The End is the final work in a trilogy of prophetic, animated mice, voiced by the artist's young daughters. In each, the mouse appears from the debris of a hole in a wall to philosophise, commanding the room with a tiny, innocent voice, inviting the visitor to kneel down to hear what it has to say. In the first in the series, '2000 year collaboration (The Prophet)' (2018), the mouse addresses the room, recounting a speech inspired by Charlie Chaplin in the 1940 film, The Great Dictator. Using the structure of this positive moral and ethical oration, written at such a critical time in history, Gander has re-written it from a post-simulacrum, or post-digital perspective, an unimaginable future without the crutches of instant information gratification. In the second work I... I... I... (2019), similarly written by Gander and narrated by his eldest daughter, the mouse evidently has something pivotal to say but struggles to get the words out. The frustration is palpable and reminds us all of our need to be heard.
In the third, final speech of the series—The End—the mouse, now voiced by Gander's youngest daughter, delivers a profound sermon on some of the biggest questions that face humanity from our ability to cognitively time travel to our limitations in being able to foresee our own end. The work has an apocalyptic undertone but invites an embrace of the inevitability of mortality, and how the healthy acceptance of this can give us a renewed energy and optimism—'to make the most of the time and attention that we have'.
The End (2020), was completed just before the outbreak of coronavirus and yet seems to be written in relation to this epic transformation in all our lives. Gander comments: 'Some people refer to them as little prophets, and they're meant to predict the future in some way, or possible versions of what the future could hold, but when I was writing the script I had no idea of what was about to transpire. Now, the work encapsulates a moment in the history of humankind and predicts something, and talks about something, that affected and is affecting now, every soul on the planet.'

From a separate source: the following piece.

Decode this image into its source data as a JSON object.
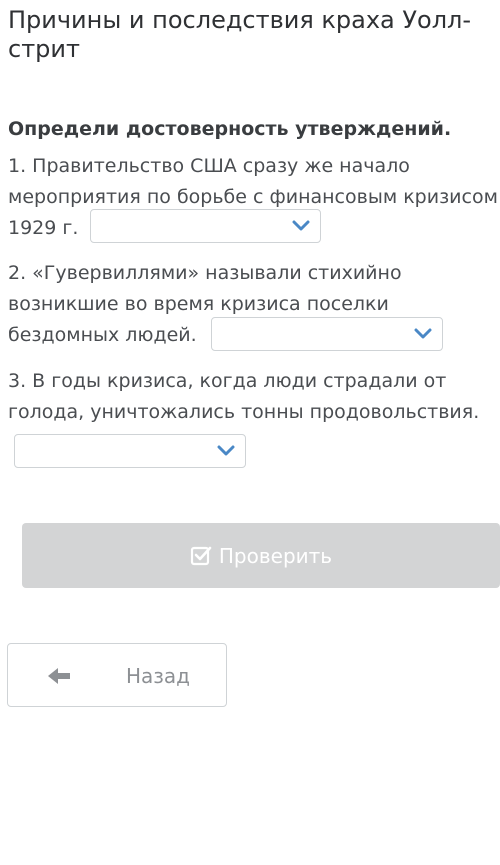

In each work in the series, the mouse demands our attention by refusing to be the one that shouts the loudest. As Gander states, 'In this era where there's a lot of noise and flashing and blinking and worrying and beeping and bright colours and shiny surfaces and reflections and a rainbow and loud noises and whoops and bangs—all of which are aimed at commanding our attention—that actually, you don't need to shout anymore, that a whisper will suffice. And sometimes a whisper commands greater attention because society has realised that the things that grab our attention are often the things that aren't valid and valuable information.' Gander goes on to say that, 'as predictors, as mini prophets, as protagonists that speculate about a future, the trilogy of mice all talk about time. And time really feels to me like it is the subject of our time. The art world is saturated with artworks and exhibitions about identity politics and about the internet and about things that are now. But now is not the subject of now. Time and the future is the subject of our time. Time is all that we have left and attention is our greatest asset.
Press release courtesy Lisson Gallery.